** DATA SHOWN follows **

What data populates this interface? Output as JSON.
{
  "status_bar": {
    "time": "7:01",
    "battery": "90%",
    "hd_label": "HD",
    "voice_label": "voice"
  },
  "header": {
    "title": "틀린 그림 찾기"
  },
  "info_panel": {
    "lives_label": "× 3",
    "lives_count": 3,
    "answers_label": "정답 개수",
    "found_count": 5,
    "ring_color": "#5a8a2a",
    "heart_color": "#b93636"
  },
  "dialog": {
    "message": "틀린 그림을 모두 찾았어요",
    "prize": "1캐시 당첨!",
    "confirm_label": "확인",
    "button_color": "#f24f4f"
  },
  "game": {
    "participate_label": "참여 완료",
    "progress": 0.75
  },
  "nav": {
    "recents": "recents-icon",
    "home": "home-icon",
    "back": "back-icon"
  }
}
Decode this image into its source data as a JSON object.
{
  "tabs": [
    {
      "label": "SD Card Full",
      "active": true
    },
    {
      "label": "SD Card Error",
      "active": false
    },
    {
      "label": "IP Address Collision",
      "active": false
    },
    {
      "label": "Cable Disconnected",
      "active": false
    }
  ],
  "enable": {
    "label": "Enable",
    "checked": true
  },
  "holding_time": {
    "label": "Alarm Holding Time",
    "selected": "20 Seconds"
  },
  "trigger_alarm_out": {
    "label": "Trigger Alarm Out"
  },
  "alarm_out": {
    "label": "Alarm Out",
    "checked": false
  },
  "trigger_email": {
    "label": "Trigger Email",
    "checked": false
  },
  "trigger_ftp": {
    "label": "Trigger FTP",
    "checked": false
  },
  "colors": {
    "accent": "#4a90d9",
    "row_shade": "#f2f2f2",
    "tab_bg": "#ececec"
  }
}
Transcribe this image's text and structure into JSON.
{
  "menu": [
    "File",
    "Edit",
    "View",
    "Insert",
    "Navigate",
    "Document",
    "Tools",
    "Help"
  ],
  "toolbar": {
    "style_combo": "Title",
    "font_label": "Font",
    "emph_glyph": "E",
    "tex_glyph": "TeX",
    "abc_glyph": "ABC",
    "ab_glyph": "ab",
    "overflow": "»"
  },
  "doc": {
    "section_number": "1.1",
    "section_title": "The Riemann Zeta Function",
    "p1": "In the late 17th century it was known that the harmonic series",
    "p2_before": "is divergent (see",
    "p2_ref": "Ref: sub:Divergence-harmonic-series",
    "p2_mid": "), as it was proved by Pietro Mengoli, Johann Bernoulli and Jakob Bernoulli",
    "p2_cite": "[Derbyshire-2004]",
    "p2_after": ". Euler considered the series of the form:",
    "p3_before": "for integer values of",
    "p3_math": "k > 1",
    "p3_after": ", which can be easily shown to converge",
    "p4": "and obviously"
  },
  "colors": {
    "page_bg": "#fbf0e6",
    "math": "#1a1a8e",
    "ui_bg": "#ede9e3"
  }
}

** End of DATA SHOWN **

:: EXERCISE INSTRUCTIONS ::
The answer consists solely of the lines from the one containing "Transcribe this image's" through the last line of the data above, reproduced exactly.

:: REPLY TO THE TASK ::
Transcribe this image's text and structure into JSON.
{
  "menu": [
    "File",
    "Edit",
    "View",
    "Insert",
    "Navigate",
    "Document",
    "Tools",
    "Help"
  ],
  "toolbar": {
    "style_combo": "Title",
    "font_label": "Font",
    "emph_glyph": "E",
    "tex_glyph": "TeX",
    "abc_glyph": "ABC",
    "ab_glyph": "ab",
    "overflow": "»"
  },
  "doc": {
    "section_number": "1.1",
    "section_title": "The Riemann Zeta Function",
    "p1": "In the late 17th century it was known that the harmonic series",
    "p2_before": "is divergent (see",
    "p2_ref": "Ref: sub:Divergence-harmonic-series",
    "p2_mid": "), as it was proved by Pietro Mengoli, Johann Bernoulli and Jakob Bernoulli",
    "p2_cite": "[Derbyshire-2004]",
    "p2_after": ". Euler considered the series of the form:",
    "p3_before": "for integer values of",
    "p3_math": "k > 1",
    "p3_after": ", which can be easily shown to converge",
    "p4": "and obviously"
  },
  "colors": {
    "page_bg": "#fbf0e6",
    "math": "#1a1a8e",
    "ui_bg": "#ede9e3"
  }
}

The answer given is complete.